There was a memorial service on Friday at work, to remember patients for whom we have cared and who have died. It was a nice time to reflect on the work we do. I mentioned to one of the doctors I was going and he told me not to. “Never go to a patient’s funeral. It’s too hard to stay objective”. I told him it was good for closure. Often we see patients every day or week for months and months, and one weekend they are admitted to hospital and then they succumb, and we never see them again. Often the first we hear of it is when we happen to see their name in the obituaries.
I had another doc tell me recently that she doesn’t read the obits anymore because it’s too sad. There is no doubt that it is sad. I told her, though, that we need to take comfort in the fact that we help these people through their final days. We make them more comfortable, we help control pain and shortness of breath and bleeding. We preserve function and help patients to keep their dignity and stay in their homes as long as possible, if that’s what they and their families want. The knowledge that what we can and do accomplish all that should, in turn, give us comfort. Often when we see patients, it is known up front that we will not be able to cure them. But incurable does not mean untreatable, and there are things we can do to the last days to help.

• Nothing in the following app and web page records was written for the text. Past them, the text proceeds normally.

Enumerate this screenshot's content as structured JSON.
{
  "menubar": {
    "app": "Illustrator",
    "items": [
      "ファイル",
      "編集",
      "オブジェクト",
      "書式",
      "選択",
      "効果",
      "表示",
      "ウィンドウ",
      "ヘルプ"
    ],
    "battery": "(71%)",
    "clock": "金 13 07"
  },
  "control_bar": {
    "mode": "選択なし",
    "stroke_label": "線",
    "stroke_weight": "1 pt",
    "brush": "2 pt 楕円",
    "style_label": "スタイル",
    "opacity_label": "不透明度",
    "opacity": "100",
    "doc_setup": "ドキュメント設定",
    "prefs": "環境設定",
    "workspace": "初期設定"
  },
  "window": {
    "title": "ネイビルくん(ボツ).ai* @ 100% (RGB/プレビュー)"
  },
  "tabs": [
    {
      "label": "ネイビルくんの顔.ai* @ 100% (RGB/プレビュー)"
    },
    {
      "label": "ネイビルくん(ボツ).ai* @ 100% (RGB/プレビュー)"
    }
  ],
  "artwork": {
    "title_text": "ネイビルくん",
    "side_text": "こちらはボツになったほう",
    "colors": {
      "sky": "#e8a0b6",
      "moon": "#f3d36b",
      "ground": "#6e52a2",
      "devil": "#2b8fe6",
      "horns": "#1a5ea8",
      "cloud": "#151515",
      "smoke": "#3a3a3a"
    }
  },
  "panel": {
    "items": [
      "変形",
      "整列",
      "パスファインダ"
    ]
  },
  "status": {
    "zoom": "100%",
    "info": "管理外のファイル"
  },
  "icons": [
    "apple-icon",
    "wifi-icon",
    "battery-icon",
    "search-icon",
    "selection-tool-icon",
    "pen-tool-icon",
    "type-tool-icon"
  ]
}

The remembrance service talked about public grief and private grief. There are certainly patients that I miss, and am sad about when I hear that they have died. Once I hear that the death was peaceful and comfortable, though, it’s the family that I grieve for, not the patient. The patient is cured, then. It’s the task of those left behind to carry on with life in the absence of that person. For most of us, in North American society, once the funeral is over, the public display of grief is no longer socially acceptable. But anyone who’s ever lost someone knows it takes a lot longer than a few days for the acute sense of absence to subside.
In the depths of it, the finality of death is so unutterably sad that we wonder whether the whole effort of life is worth it. We feel like there is no point in being happy, in being human, if it risks this despair. It’s a physical sensation in the gut, or the heart, or the head. That is the private grief that can go on and on and on. Days or weeks later, after the funeral, there will be a moment when we want to make the bed, and call to the person to grab the blanket on the other side, and they aren’t there. Months or years later, we’ll suddenly hear a joke that we think they would like, and think, “I’ll have to call her…” It starts all over again, like scab ripped off and the bleeding starts again. That is the private grief they talked about at our remembrance service.
As health care professionals, we need to keep in mind that we are entitled to grief, both public and private. To be open about it is frowned upon. Doctor Number One, above, eliminates the risk of grief by not attending funerals. Doc Number Two chooses not to read obituaries. Sadness and the acknowledging of tragedy (because it is tragic, no matter how old or how sick the patient was, to those left to feel his or her absence) is dangerous for us, because there is a risk of reduced objectivity, and the treatment we provide may not be optimal if we can’t be objective. But it is impossible to treat, to interact with people without giving up some of that objectivity. It’s the only way we can make decisions about treatment. Although our capacity for that giving is bottomless, I believe, we need to recharge our stores every once in a while, by acknowledging the losses and the grief. That’s why the memorial was so valuable. It gave us a safe and acceptable place to demonstrate our public grief, and the message we received was that it’s ok, necessary, in fact, to be sad, to allow ourselves the private grief.
Personally, not professionally, the service had me thinking about recent and imminent losses. My grandmother in November, my great aunt, last week, half a world away in South Africa, my (dad’s) dog who is kind of fading away before our eyes. It’s not so much the person lost, as the understanding of the effect of the loss on people left that make me sad. We cope, we carry on, but we can’t deny the exchange that has occurred with every contact. We gave, they gave. They received and we received. It is inevitable and unavoidable, the contact, the exchange, the loss. The comfort comes in the fact that the person carries on, in fond memories and funny stories. That may, eventually, help to mitigate the physical sensation of loss when they are gone, or to provide an outlet when all you want in the world is to talk to them. But we can’t minimize or ignore that we miss them. It’s what makes us human.
So beans to the doc who won’t read the obits. I admit there is less at stake for me, since I am not prescribing treatment. I am giving less and so I have less to lose if it should fail, but I want the closure. I want to know if it was peaceful and if we were able to help them. Knowing those things helps to reinforce the faith that what I do is important and not futile. It gives me the strength to come back tomorrow and do it again. It helps me to know that when the time comes and I have to face a more personal loss, it will be easier let myself grieve.